Exercise prompt
In the records below, find each line with the word "true" and copy it.

Start of Material provided

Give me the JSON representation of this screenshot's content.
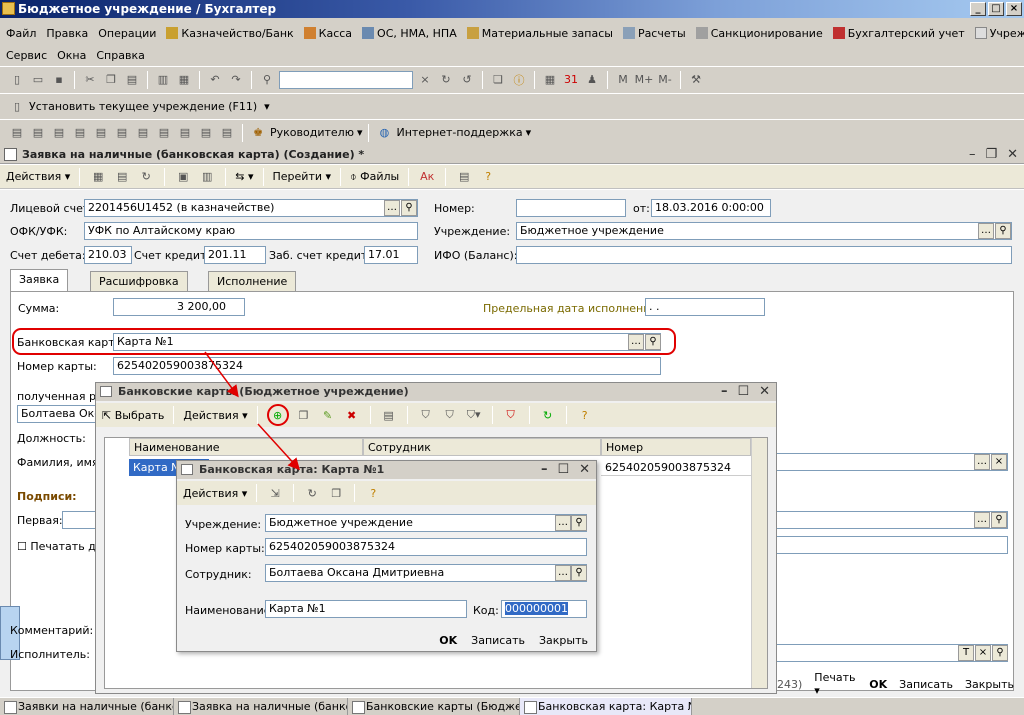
{
  "app": {
    "title": "Бюджетное учреждение / Бухгалтер"
  },
  "menu1": [
    "Файл",
    "Правка",
    "Операции",
    "Казначейство/Банк",
    "Касса",
    "ОС, НМА, НПА",
    "Материальные запасы",
    "Расчеты",
    "Санкционирование",
    "Бухгалтерский учет",
    "Учреждение"
  ],
  "menu2": [
    "Сервис",
    "Окна",
    "Справка"
  ],
  "toolbar3": {
    "set_org": "Установить текущее учреждение (F11)"
  },
  "toolbar4": {
    "managers": "Руководителю",
    "support": "Интернет-поддержка"
  },
  "doc": {
    "title": "Заявка на наличные (банковская карта) (Создание) *",
    "actions": "Действия",
    "goto": "Перейти",
    "files": "Файлы",
    "acc_label": "Лицевой счет:",
    "acc_value": "2201456U1452 (в казначействе)",
    "num_label": "Номер:",
    "num_value": "",
    "from_label": "от:",
    "date_value": "18.03.2016  0:00:00",
    "ofk_label": "ОФК/УФК:",
    "ofk_value": "УФК по Алтайскому краю",
    "org_label": "Учреждение:",
    "org_value": "Бюджетное учреждение",
    "debit_label": "Счет дебета:",
    "debit_value": "210.03",
    "credit_label": "Счет кредита:",
    "credit_value": "201.11",
    "offbal_label": "Заб. счет кредита:",
    "offbal_value": "17.01",
    "ifo_label": "ИФО (Баланс):",
    "ifo_value": "",
    "tabs": [
      "Заявка",
      "Расшифровка",
      "Исполнение"
    ],
    "sum_label": "Сумма:",
    "sum_value": "3 200,00",
    "deadline_label": "Предельная дата исполнения:",
    "deadline_value": " .  .",
    "card_label": "Банковская карта:",
    "card_value": "Карта №1",
    "cardnum_label": "Номер карты:",
    "cardnum_value": "625402059003875324",
    "recv_label": "полученная ра",
    "recv_value": "Болтаева Окс",
    "post_label": "Должность:",
    "fio_label": "Фамилия, имя",
    "sign_label": "Подписи:",
    "first_label": "Первая:",
    "print_label": "Печатать до",
    "comment_label": "Комментарий:",
    "exec_label": "Исполнитель:",
    "bottom_suffix": "1243)",
    "print_btn": "Печать",
    "ok": "OK",
    "save": "Записать",
    "close": "Закрыть"
  },
  "cards": {
    "title": "Банковские карты (Бюджетное учреждение)",
    "select": "Выбрать",
    "actions": "Действия",
    "cols": [
      "Наименование",
      "Сотрудник",
      "Номер"
    ],
    "row": {
      "name": "Карта №",
      "number": "625402059003875324"
    }
  },
  "card": {
    "title": "Банковская карта: Карта №1",
    "actions": "Действия",
    "org_label": "Учреждение:",
    "org_value": "Бюджетное учреждение",
    "num_label": "Номер карты:",
    "num_value": "625402059003875324",
    "emp_label": "Сотрудник:",
    "emp_value": "Болтаева Оксана Дмитриевна",
    "name_label": "Наименование:",
    "name_value": "Карта №1",
    "code_label": "Код:",
    "code_value": "000000001",
    "ok": "OK",
    "save": "Записать",
    "close": "Закрыть"
  },
  "taskbar": [
    "Заявки на наличные (банко...",
    "Заявка на наличные (банко...",
    "Банковские карты (Бюджет...",
    "Банковская карта: Карта №1"
  ],
  "colors": {
    "highlight": "#e00000",
    "select": "#316ac5"
  }
}
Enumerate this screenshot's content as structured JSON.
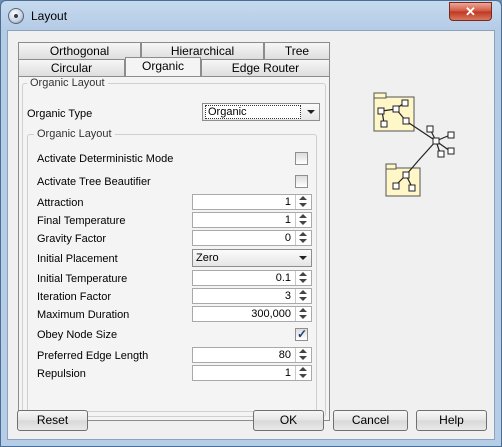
{
  "window": {
    "title": "Layout",
    "close_symbol": "✕"
  },
  "tabs": {
    "row1": [
      "Orthogonal",
      "Hierarchical",
      "Tree"
    ],
    "row2": [
      "Circular",
      "Organic",
      "Edge Router"
    ],
    "active": "Organic"
  },
  "panel": {
    "group_title": "Organic Layout",
    "organic_type_label": "Organic Type",
    "organic_type_value": "Organic",
    "inner_group_title": "Organic Layout",
    "fields": {
      "deterministic_label": "Activate Deterministic Mode",
      "tree_beautifier_label": "Activate Tree Beautifier",
      "attraction_label": "Attraction",
      "attraction_value": "1",
      "final_temp_label": "Final Temperature",
      "final_temp_value": "1",
      "gravity_label": "Gravity Factor",
      "gravity_value": "0",
      "initial_placement_label": "Initial Placement",
      "initial_placement_value": "Zero",
      "initial_temp_label": "Initial Temperature",
      "initial_temp_value": "0.1",
      "iteration_label": "Iteration Factor",
      "iteration_value": "3",
      "max_duration_label": "Maximum Duration",
      "max_duration_value": "300,000",
      "obey_node_size_label": "Obey Node Size",
      "preferred_edge_label": "Preferred Edge Length",
      "preferred_edge_value": "80",
      "repulsion_label": "Repulsion",
      "repulsion_value": "1"
    },
    "checks": {
      "deterministic": false,
      "tree_beautifier": false,
      "obey_node_size": true
    }
  },
  "buttons": {
    "reset": "Reset",
    "ok": "OK",
    "cancel": "Cancel",
    "help": "Help"
  }
}
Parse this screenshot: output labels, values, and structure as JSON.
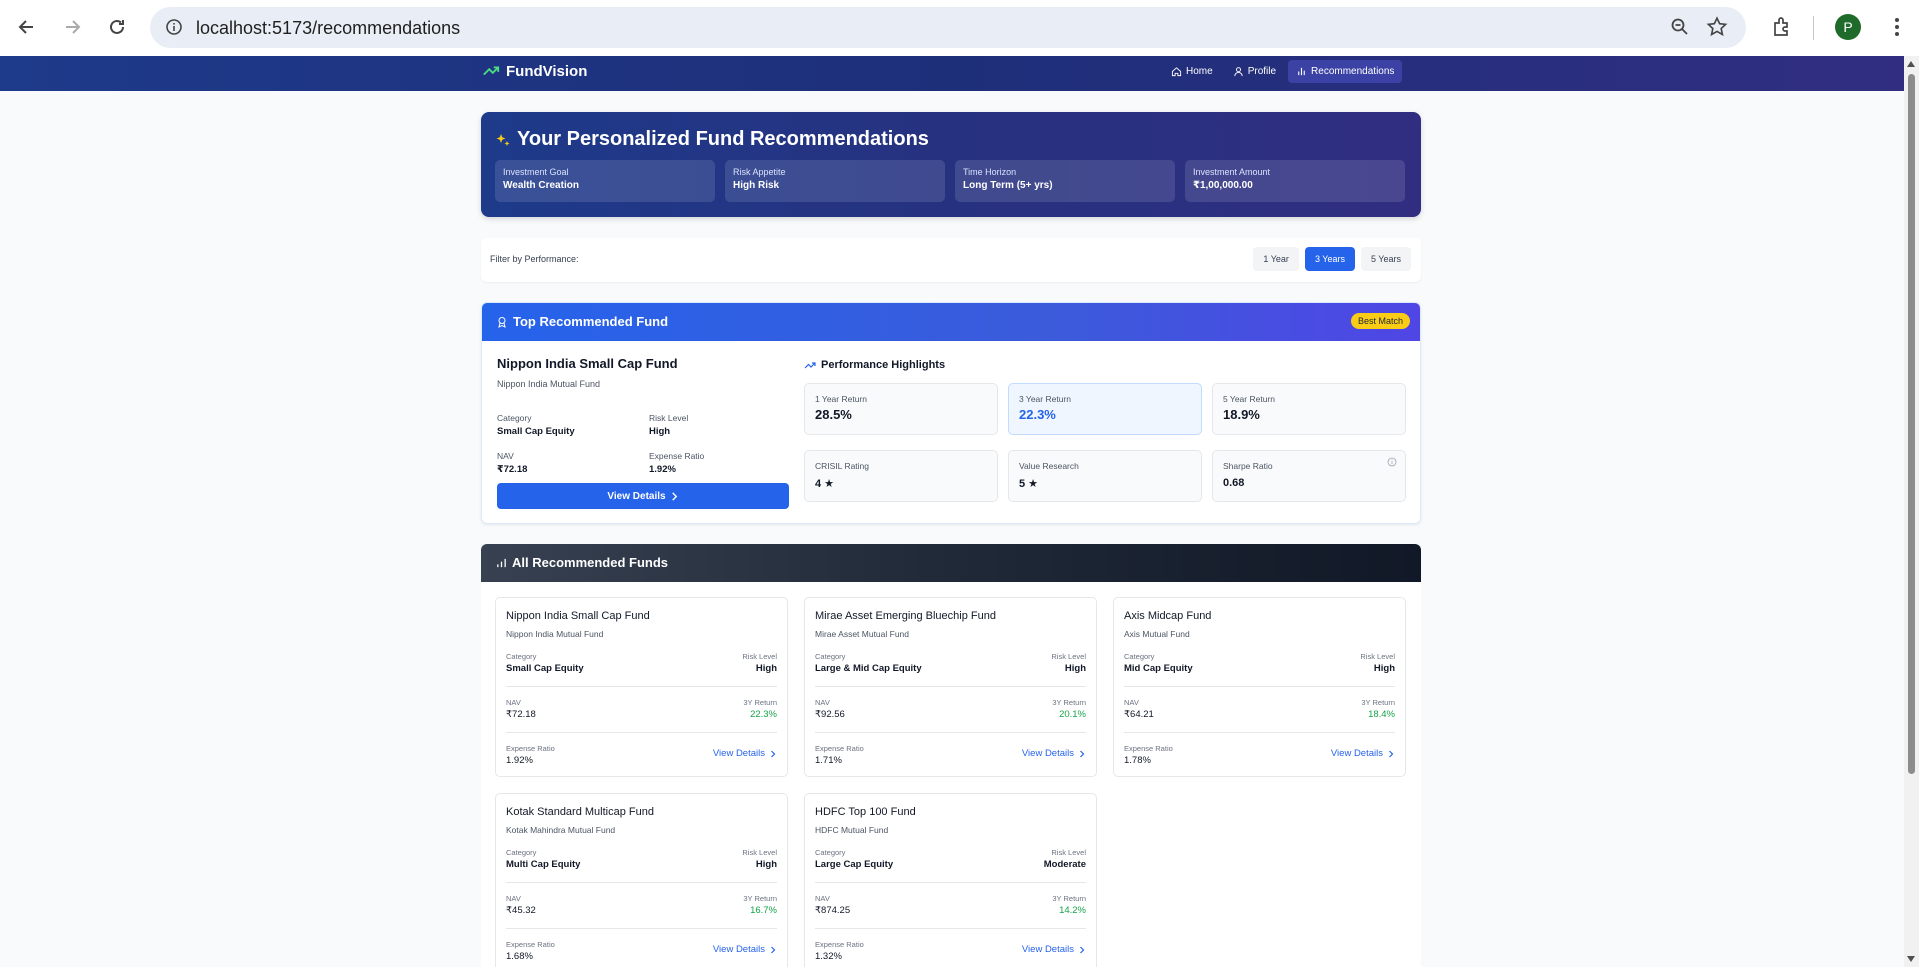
{
  "browser": {
    "url": "localhost:5173/recommendations",
    "avatar_letter": "P"
  },
  "header": {
    "brand": "FundVision",
    "nav": [
      {
        "label": "Home",
        "icon": "home-icon"
      },
      {
        "label": "Profile",
        "icon": "user-icon"
      },
      {
        "label": "Recommendations",
        "icon": "bar-chart-icon",
        "active": true
      }
    ]
  },
  "hero": {
    "title": "Your Personalized Fund Recommendations",
    "prefs": [
      {
        "label": "Investment Goal",
        "value": "Wealth Creation"
      },
      {
        "label": "Risk Appetite",
        "value": "High Risk"
      },
      {
        "label": "Time Horizon",
        "value": "Long Term (5+ yrs)"
      },
      {
        "label": "Investment Amount",
        "value": "₹1,00,000.00"
      }
    ]
  },
  "filter": {
    "label": "Filter by Performance:",
    "options": [
      "1 Year",
      "3 Years",
      "5 Years"
    ],
    "active": "3 Years"
  },
  "top_fund": {
    "section_title": "Top Recommended Fund",
    "badge": "Best Match",
    "name": "Nippon India Small Cap Fund",
    "house": "Nippon India Mutual Fund",
    "category_label": "Category",
    "category": "Small Cap Equity",
    "risk_label": "Risk Level",
    "risk": "High",
    "nav_label": "NAV",
    "nav": "₹72.18",
    "expense_label": "Expense Ratio",
    "expense": "1.92%",
    "view_label": "View Details",
    "perf_title": "Performance Highlights",
    "metrics": [
      {
        "label": "1 Year Return",
        "value": "28.5%"
      },
      {
        "label": "3 Year Return",
        "value": "22.3%"
      },
      {
        "label": "5 Year Return",
        "value": "18.9%"
      },
      {
        "label": "CRISIL Rating",
        "value": "4 ★"
      },
      {
        "label": "Value Research",
        "value": "5 ★"
      },
      {
        "label": "Sharpe Ratio",
        "value": "0.68"
      }
    ]
  },
  "all_funds": {
    "section_title": "All Recommended Funds",
    "labels": {
      "category": "Category",
      "risk": "Risk Level",
      "nav": "NAV",
      "return": "3Y Return",
      "expense": "Expense Ratio",
      "view": "View Details"
    },
    "funds": [
      {
        "name": "Nippon India Small Cap Fund",
        "house": "Nippon India Mutual Fund",
        "category": "Small Cap Equity",
        "risk": "High",
        "nav": "₹72.18",
        "ret": "22.3%",
        "expense": "1.92%"
      },
      {
        "name": "Mirae Asset Emerging Bluechip Fund",
        "house": "Mirae Asset Mutual Fund",
        "category": "Large & Mid Cap Equity",
        "risk": "High",
        "nav": "₹92.56",
        "ret": "20.1%",
        "expense": "1.71%"
      },
      {
        "name": "Axis Midcap Fund",
        "house": "Axis Mutual Fund",
        "category": "Mid Cap Equity",
        "risk": "High",
        "nav": "₹64.21",
        "ret": "18.4%",
        "expense": "1.78%"
      },
      {
        "name": "Kotak Standard Multicap Fund",
        "house": "Kotak Mahindra Mutual Fund",
        "category": "Multi Cap Equity",
        "risk": "High",
        "nav": "₹45.32",
        "ret": "16.7%",
        "expense": "1.68%"
      },
      {
        "name": "HDFC Top 100 Fund",
        "house": "HDFC Mutual Fund",
        "category": "Large Cap Equity",
        "risk": "Moderate",
        "nav": "₹874.25",
        "ret": "14.2%",
        "expense": "1.32%"
      }
    ]
  }
}
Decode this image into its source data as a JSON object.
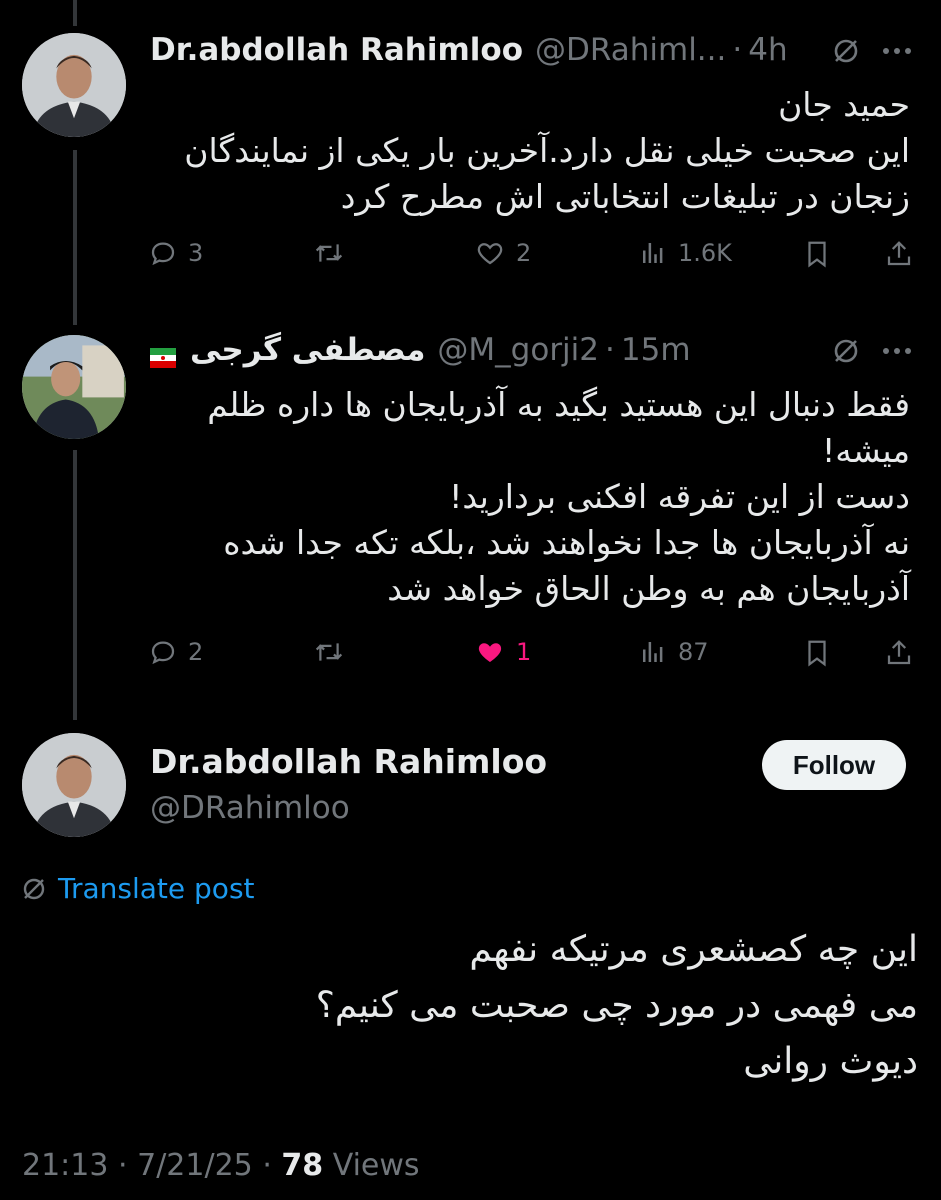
{
  "tweets": [
    {
      "name": "Dr.abdollah Rahimloo",
      "handle": "@DRahiml...",
      "time": "4h",
      "text": [
        "حمید جان",
        "این صحبت خیلی نقل دارد.آخرین بار یکی از نمایندگان",
        "زنجان در تبلیغات انتخاباتی اش مطرح کرد"
      ],
      "replies": "3",
      "retweets": "",
      "likes": "2",
      "views": "1.6K",
      "liked": false
    },
    {
      "name": "مصطفی گرجی",
      "flag": "iran-flag",
      "handle": "@M_gorji2",
      "time": "15m",
      "text": [
        "فقط دنبال این هستید بگید به آذربایجان ها داره ظلم",
        "میشه!",
        "دست از این تفرقه افکنی بردارید!",
        "نه آذربایجان ها جدا نخواهند شد ،بلکه تکه جدا شده",
        "آذربایجان هم به وطن الحاق خواهد شد"
      ],
      "replies": "2",
      "retweets": "",
      "likes": "1",
      "views": "87",
      "liked": true
    }
  ],
  "main_tweet": {
    "name": "Dr.abdollah Rahimloo",
    "handle": "@DRahimloo",
    "follow_label": "Follow",
    "translate_label": "Translate post",
    "text": [
      "این چه کصشعری مرتیکه نفهم",
      "می فهمی در مورد چی صحبت می کنیم؟",
      "دیوث روانی"
    ],
    "time": "21:13",
    "date": "7/21/25",
    "views_count": "78",
    "views_label": "Views"
  },
  "separator": "·",
  "colors": {
    "background": "#000000",
    "text": "#e7e9ea",
    "muted": "#71767b",
    "like": "#f91880",
    "link": "#1d9bf0"
  }
}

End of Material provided

Written reply
      "obey_node_size": true
        "active": true
      "liked": true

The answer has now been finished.